  • Following Arizona's Footsteps: Georgia HB 87

    The controversy over Arizona's immigration law was followed by heated debate over Georgia's own law. HB 87 required government agencies and private companies to check the immigration status of applicants. This law also limited some government benefits to people who could prove their legal status. <strong>Status:</strong> Although a federal judge temporarily blocked parts of the law considered too extreme, it went into effect on July 1st. 2011. House: 113-56 Senate: 39-17

  • Verifying Authorized Workers: Pennsylvania HB 1502

    This bill, which was approved in 2010, bans contractors and subcontractors employ undocumented workers from having state construction contracts. The bill also protects employees who report construction sites that hire illegal workers. To ensure that contractors hire legal workers, the law requires employers to use the identification verification system E-verify, based on a compilation of legally issued Social Security numbers. <strong>Status:</strong> Approved on June 8th 2010. House: 188-6 (07/08/2010) <a href="http://www.flickr.com/photos/donkeyhotey/" target="_hplink">Flickr photo by DonkeyHotey</a>

  • A Spin Off of Arizona: Utah HB 497

    Many states tried to emulate Arizona's SB 1070 law. However, most state legislatures voted against the proposals. Utah's legislature managed to approve an immigration law based on a different argument. Taking into consideration the criticism of racial profiling in Arizona, Utah required ID cards for "guest workers" and their families. In order to get such a card workers must pay a fee and have clean records. The fees go up to $2,500 for immigrants who entered the country illegally and $1,000 for immigrants who entered the country legally but were not complying with federal immigration law, <a href="http://articles.latimes.com/2011/mar/06/nation/la-na-illegal-immigration-20110306" target="_hplink">according to the LA Times.</a> <strong>Status: </strong> Law went into effect on 03/15/2011 House: 59-15 (03/04/2011) Senate: 22-5 (03/04/2011)

  • The Most Comprehensive: Florida HB-1C

    Florida's immigration law prohibits any restrictions on the enforcement of federal immigration law.
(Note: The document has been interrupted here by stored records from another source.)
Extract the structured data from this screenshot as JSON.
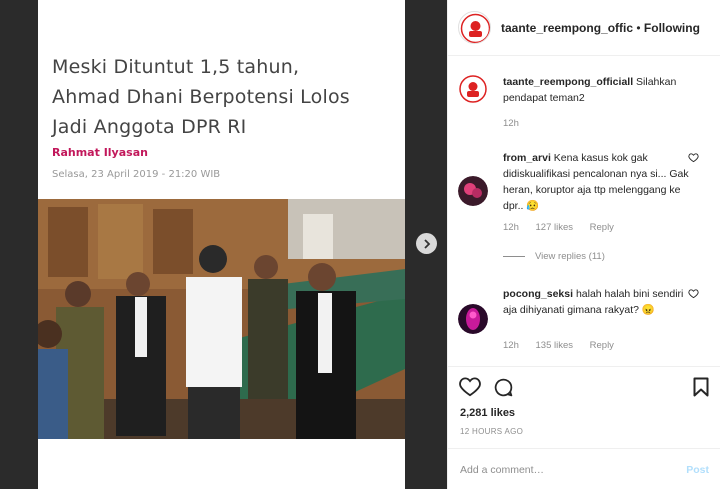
{
  "post": {
    "headline": "Meski Dituntut 1,5 tahun, Ahmad Dhani Berpotensi Lolos Jadi Anggota DPR RI",
    "author": "Rahmat Ilyasan",
    "date": "Selasa, 23 April 2019 - 21:20 WIB"
  },
  "header": {
    "username": "taante_reempong_offic",
    "separator": " • ",
    "follow_label": "Following"
  },
  "comments": [
    {
      "username": "taante_reempong_officiall",
      "text": "Silahkan pendapat teman2",
      "time": "12h",
      "likes": "",
      "reply": ""
    },
    {
      "username": "from_arvi",
      "text": "Kena kasus kok gak didiskualifikasi pencalonan nya si... Gak heran, koruptor aja ttp melenggang ke dpr..",
      "emoji": "😥",
      "time": "12h",
      "likes": "127 likes",
      "reply": "Reply"
    },
    {
      "username": "pocong_seksi",
      "text": "halah halah bini sendiri aja dihiyanati gimana rakyat?",
      "emoji": "😠",
      "time": "12h",
      "likes": "135 likes",
      "reply": "Reply"
    }
  ],
  "view_replies": "View replies (11)",
  "likes_count": "2,281 likes",
  "time_ago": "12 HOURS AGO",
  "add_comment": {
    "placeholder": "Add a comment…",
    "post_label": "Post"
  },
  "colors": {
    "author": "#c2185b",
    "post_button_disabled": "#b2dffc",
    "meta_gray": "#8e8e8e"
  }
}
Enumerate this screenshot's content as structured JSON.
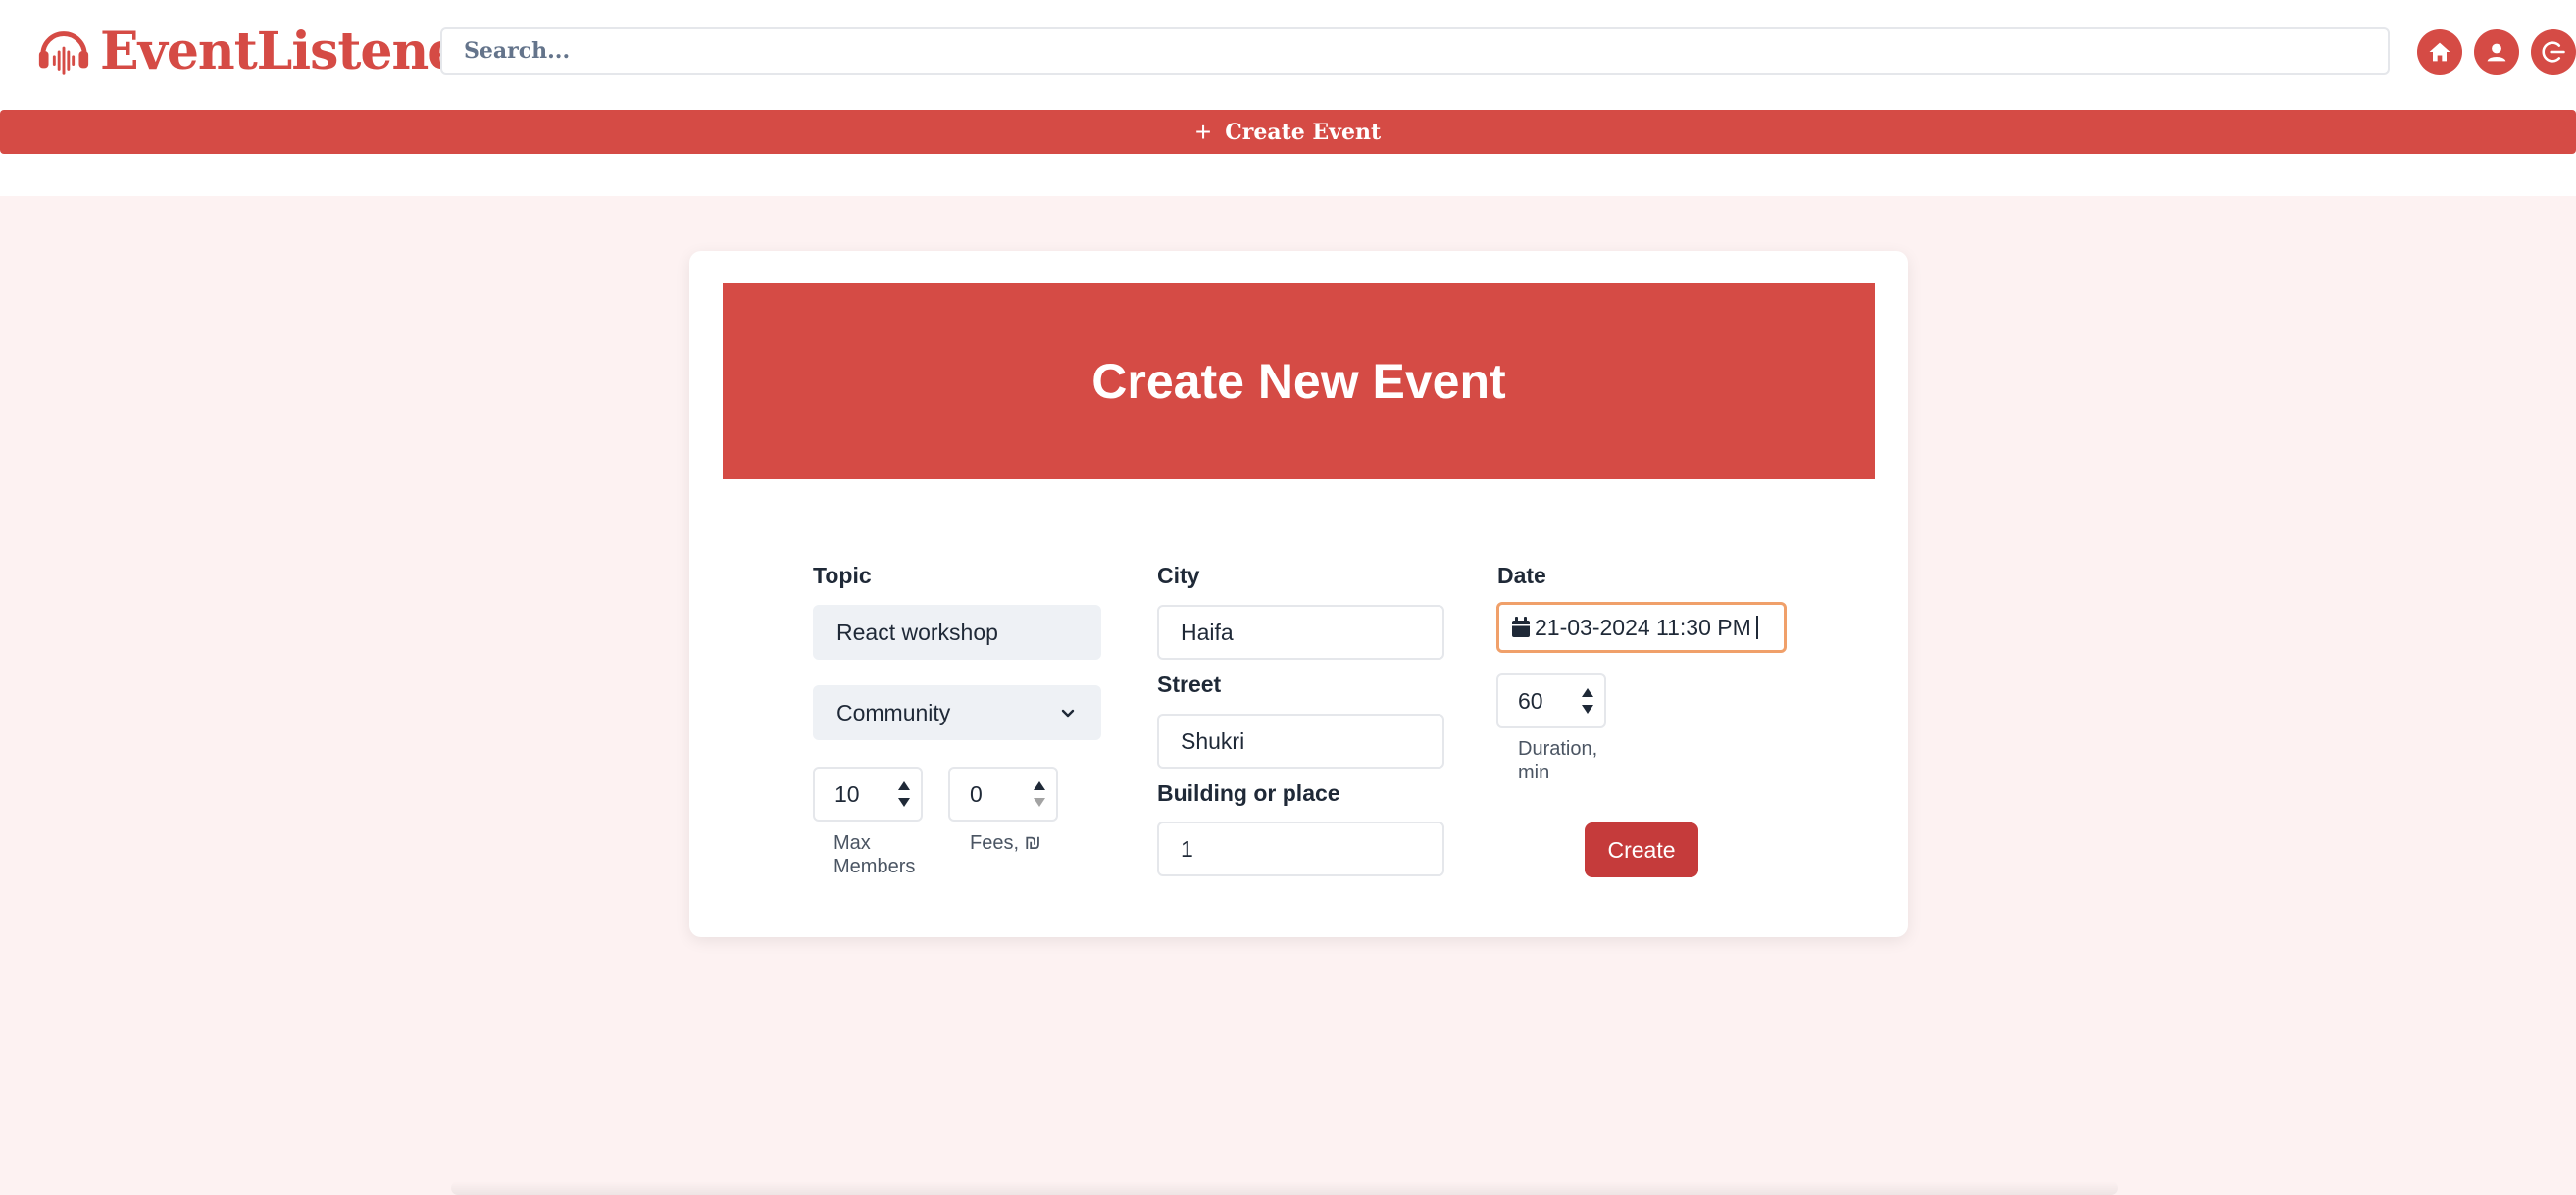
{
  "header": {
    "brand": "EventListener",
    "search_placeholder": "Search...",
    "icons": [
      "home-icon",
      "user-icon",
      "logout-icon"
    ]
  },
  "create_bar": {
    "icon": "plus-icon",
    "label": "Create Event"
  },
  "form": {
    "title": "Create New Event",
    "topic": {
      "label": "Topic",
      "value": "React workshop"
    },
    "category": {
      "selected": "Community"
    },
    "max_members": {
      "value": "10",
      "label": "Max Members"
    },
    "fees": {
      "value": "0",
      "label": "Fees, ₪"
    },
    "city": {
      "label": "City",
      "value": "Haifa"
    },
    "street": {
      "label": "Street",
      "value": "Shukri"
    },
    "building": {
      "label": "Building or place",
      "value": "1"
    },
    "date": {
      "label": "Date",
      "value": "21-03-2024 11:30 PM"
    },
    "duration": {
      "value": "60",
      "label": "Duration, min"
    },
    "submit_label": "Create"
  },
  "colors": {
    "brand": "#d54b45",
    "button": "#c53b3b",
    "page_bg": "#fdf2f2",
    "focus_border": "#f0a06a"
  }
}
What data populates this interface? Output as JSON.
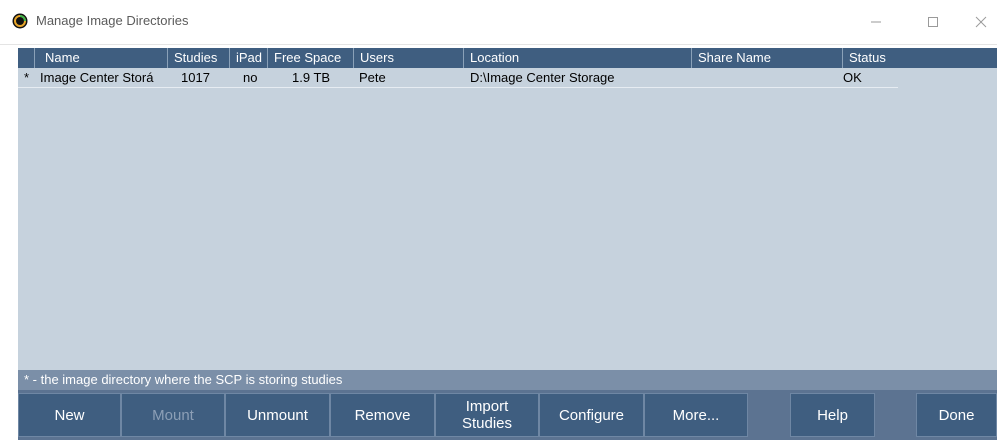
{
  "window": {
    "title": "Manage Image Directories",
    "controls": {
      "minimize_icon": "minimize-icon",
      "maximize_icon": "maximize-icon",
      "close_icon": "close-icon"
    }
  },
  "table": {
    "columns": [
      "Name",
      "Studies",
      "iPad",
      "Free Space",
      "Users",
      "Location",
      "Share Name",
      "Status"
    ],
    "rows": [
      {
        "marker": "*",
        "name": "Image Center Storá",
        "studies": "1017",
        "ipad": "no",
        "free_space": "1.9 TB",
        "users": "Pete",
        "location": "D:\\Image Center Storage",
        "share_name": "",
        "status": "OK"
      }
    ]
  },
  "footer_note": "* - the image directory where the SCP is storing studies",
  "buttons": {
    "new": "New",
    "mount": "Mount",
    "unmount": "Unmount",
    "remove": "Remove",
    "import_line1": "Import",
    "import_line2": "Studies",
    "configure": "Configure",
    "more": "More...",
    "help": "Help",
    "done": "Done"
  },
  "colors": {
    "header_bg": "#3f5e80",
    "grid_bg": "#c6d2dd",
    "button_bg": "#3f5e80",
    "disabled_text": "#8c9fb6"
  }
}
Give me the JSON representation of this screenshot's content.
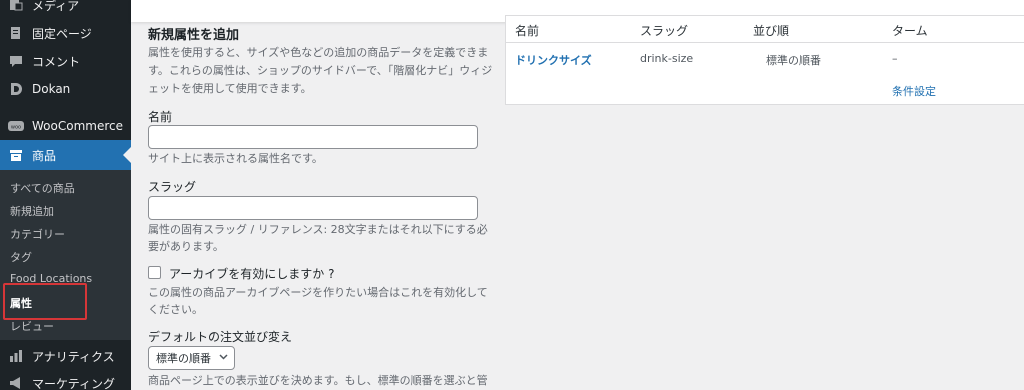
{
  "sidebar": {
    "menu": [
      {
        "label": "メディア",
        "icon": "media-icon"
      },
      {
        "label": "固定ページ",
        "icon": "page-icon"
      },
      {
        "label": "コメント",
        "icon": "comment-icon"
      },
      {
        "label": "Dokan",
        "icon": "dokan-icon"
      },
      {
        "label": "WooCommerce",
        "icon": "woocommerce-icon"
      },
      {
        "label": "商品",
        "icon": "products-icon"
      }
    ],
    "submenu": [
      "すべての商品",
      "新規追加",
      "カテゴリー",
      "タグ",
      "Food Locations",
      "属性",
      "レビュー"
    ],
    "bottom_menu": [
      {
        "label": "アナリティクス",
        "icon": "analytics-icon"
      },
      {
        "label": "マーケティング",
        "icon": "marketing-icon"
      }
    ]
  },
  "form": {
    "title": "新規属性を追加",
    "intro": [
      "属性を使用すると、サイズや色などの追加の商品データを定義できま",
      "す。これらの属性は、ショップのサイドバーで、「階層化ナビ」ウィジ",
      "ェットを使用して使用できます。"
    ],
    "name_label": "名前",
    "name_value": "",
    "name_help": "サイト上に表示される属性名です。",
    "slug_label": "スラッグ",
    "slug_value": "",
    "slug_help": [
      "属性の固有スラッグ / リファレンス: 28文字またはそれ以下にする必",
      "要があります。"
    ],
    "archive_label": "アーカイブを有効にしますか ?",
    "archive_checked": false,
    "archive_help": [
      "この属性の商品アーカイブページを作りたい場合はこれを有効化して",
      "ください。"
    ],
    "orderby_label": "デフォルトの注文並び変え",
    "orderby_value": "標準の順番",
    "orderby_help": "商品ページ上での表示並びを決めます。もし、標準の順番を選ぶと管"
  },
  "table": {
    "headers": [
      "名前",
      "スラッグ",
      "並び順",
      "ターム"
    ],
    "rows": [
      {
        "name": "ドリンクサイズ",
        "slug": "drink-size",
        "order": "標準の順番",
        "terms": "–",
        "action": "条件設定"
      }
    ]
  }
}
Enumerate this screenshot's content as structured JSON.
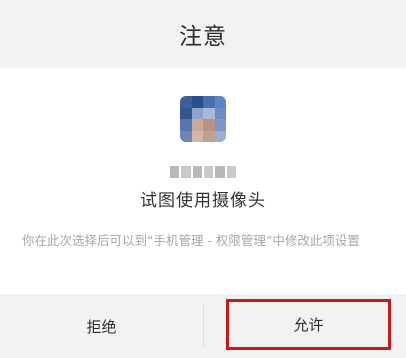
{
  "dialog": {
    "title": "注意",
    "request_text": "试图使用摄像头",
    "hint_text": "你在此次选择后可以到“手机管理 - 权限管理”中修改此项设置",
    "buttons": {
      "deny": "拒绝",
      "allow": "允许"
    },
    "highlight_color": "#c51b1b",
    "app_icon_colors": [
      "#3d5f9a",
      "#2c4f8c",
      "#4a6fb0",
      "#5d86c6",
      "#34558f",
      "#8aa4cf",
      "#a8b8d6",
      "#6b8cc4",
      "#5776ae",
      "#c9a99a",
      "#b99384",
      "#7b97c8",
      "#6d86b8",
      "#d2b7a8",
      "#c29f90",
      "#9aaed4"
    ]
  }
}
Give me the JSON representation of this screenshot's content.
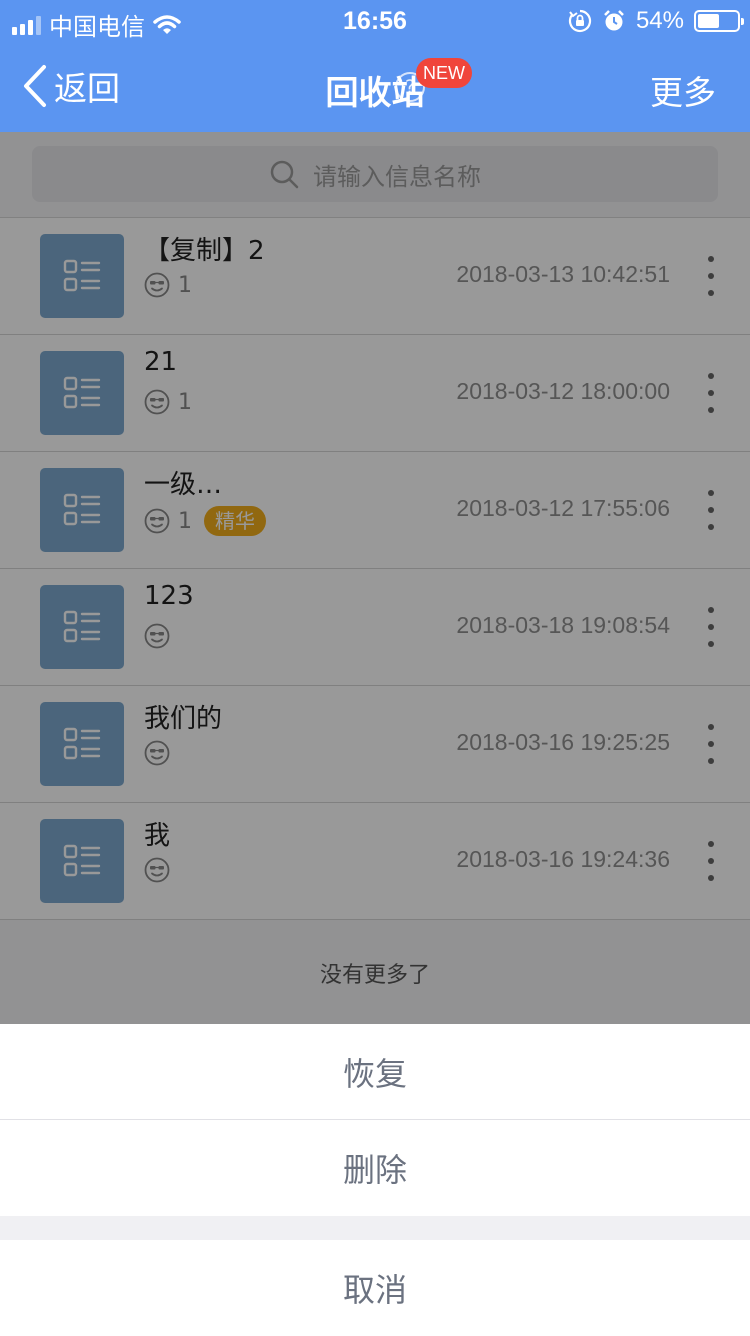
{
  "status_bar": {
    "carrier": "中国电信",
    "time": "16:56",
    "battery_percent_text": "54%",
    "battery_level": 0.54
  },
  "nav": {
    "back_label": "返回",
    "title": "回收站",
    "help_glyph": "?",
    "new_badge": "NEW",
    "more_label": "更多"
  },
  "search": {
    "placeholder": "请输入信息名称"
  },
  "items": [
    {
      "title": "【复制】2",
      "count": "1",
      "badge": "",
      "time": "2018-03-13 10:42:51"
    },
    {
      "title": "21",
      "count": "1",
      "badge": "",
      "time": "2018-03-12 18:00:00"
    },
    {
      "title": "一级…",
      "count": "1",
      "badge": "精华",
      "time": "2018-03-12 17:55:06"
    },
    {
      "title": "123",
      "count": "",
      "badge": "",
      "time": "2018-03-18 19:08:54"
    },
    {
      "title": "我们的",
      "count": "",
      "badge": "",
      "time": "2018-03-16 19:25:25"
    },
    {
      "title": "我",
      "count": "",
      "badge": "",
      "time": "2018-03-16 19:24:36"
    }
  ],
  "list_end_text": "没有更多了",
  "action_sheet": {
    "restore_label": "恢复",
    "delete_label": "删除",
    "cancel_label": "取消"
  },
  "colors": {
    "header_blue": "#5b95f1",
    "thumb_blue": "#7da9cf",
    "new_badge_red": "#f0453b",
    "jinghua_gold": "#f2ae1c"
  },
  "icons": {
    "thumb": "list-doc-icon",
    "meta": "smiley-face-icon",
    "menu": "more-vertical-icon"
  }
}
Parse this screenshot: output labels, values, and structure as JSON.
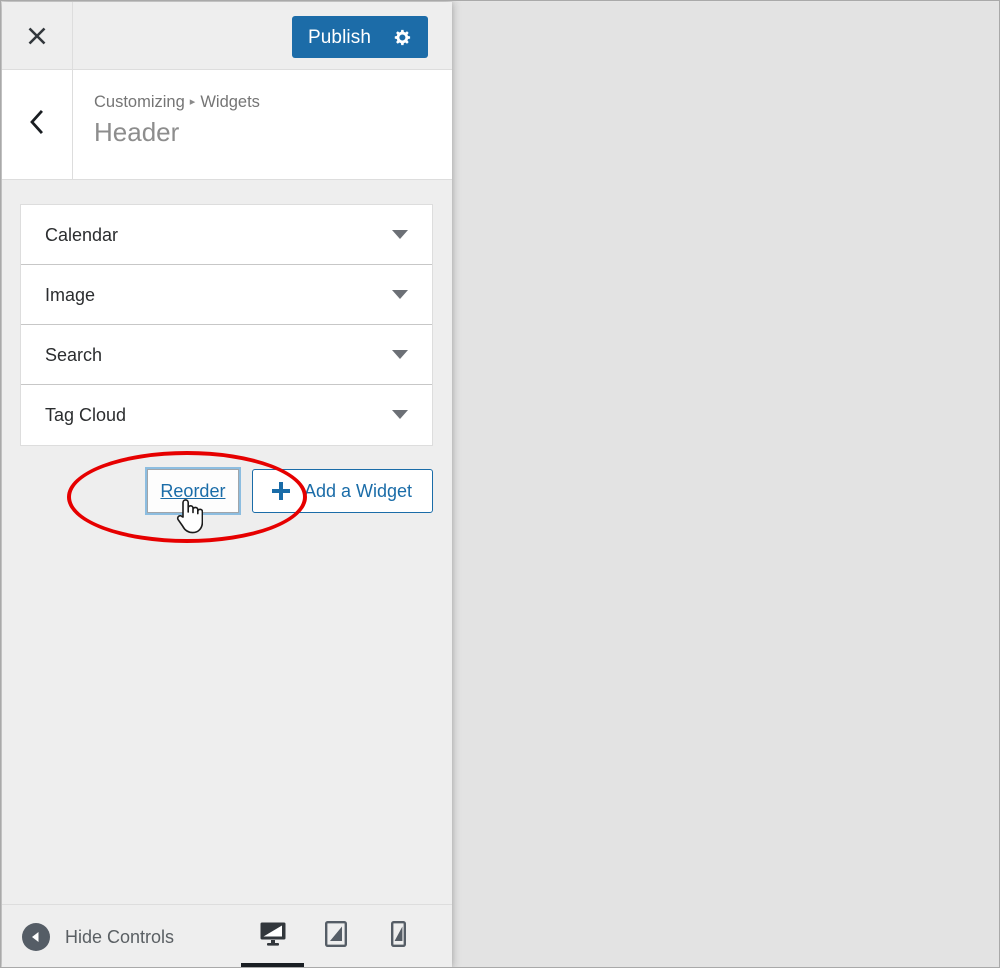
{
  "header": {
    "close_icon": "close-icon",
    "publish_label": "Publish",
    "gear_icon": "gear-icon",
    "accent_color": "#1c6ca8"
  },
  "section": {
    "back_icon": "chevron-left-icon",
    "breadcrumb_root": "Customizing",
    "breadcrumb_separator": "▸",
    "breadcrumb_current": "Widgets",
    "title": "Header"
  },
  "widgets": {
    "items": [
      {
        "label": "Calendar",
        "caret_icon": "chevron-down-icon"
      },
      {
        "label": "Image",
        "caret_icon": "chevron-down-icon"
      },
      {
        "label": "Search",
        "caret_icon": "chevron-down-icon"
      },
      {
        "label": "Tag Cloud",
        "caret_icon": "chevron-down-icon"
      }
    ]
  },
  "actions": {
    "reorder_label": "Reorder",
    "add_widget_label": "Add a Widget",
    "add_widget_icon": "plus-icon",
    "link_color": "#1a6ca8"
  },
  "footer": {
    "collapse_icon": "collapse-arrow-icon",
    "hide_controls_label": "Hide Controls",
    "devices": [
      {
        "name": "desktop-icon",
        "active": true
      },
      {
        "name": "tablet-icon",
        "active": false
      },
      {
        "name": "mobile-icon",
        "active": false
      }
    ]
  },
  "annotation": {
    "shape": "ellipse",
    "color": "#e60000",
    "cursor_icon": "pointing-hand-cursor"
  }
}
It makes it unlawful for undocumented immigrants within the state to apply for work or work as an independent contractor. It forbids employers from hiring immigrants if they are aware of their illegal status and requires work applicants to go through the E-verify system in order to check their Social Security number. <strong>Status: </strong>effective since October 1st, 2010

  • The Hot Seat: Alabama HB 56

    The new immigration law in Alabama is considered the toughest in the land, even harder than Arizona's SB 1070. It prohibits law enforcement officers from releasing an arrested person before his or her immigration status is determined. It does not allow undocumented immigrants to receive any state benefit, and prohibits them from enrolling in public colleges, applying for work or soliciting work in a public space. The law also prohibits landlords from renting property to undocumented immigrants, and employers from hiring them. It requires residents to prove they are citizens before they become eligible to vote. The law asked every school in the state to submit an annual report with the number of presumed undocumented students, but this part, along with others, were suspended by federal courts. <strong>Status:</strong> Approved June 2nd, 2011 House: 73-28 (04/05/2011) Senate: 23-11 (05/05/2011) <a href="http://www.flickr.com/photos/longislandwins/" target="_hplink">Flickr photo by longislandwins</a>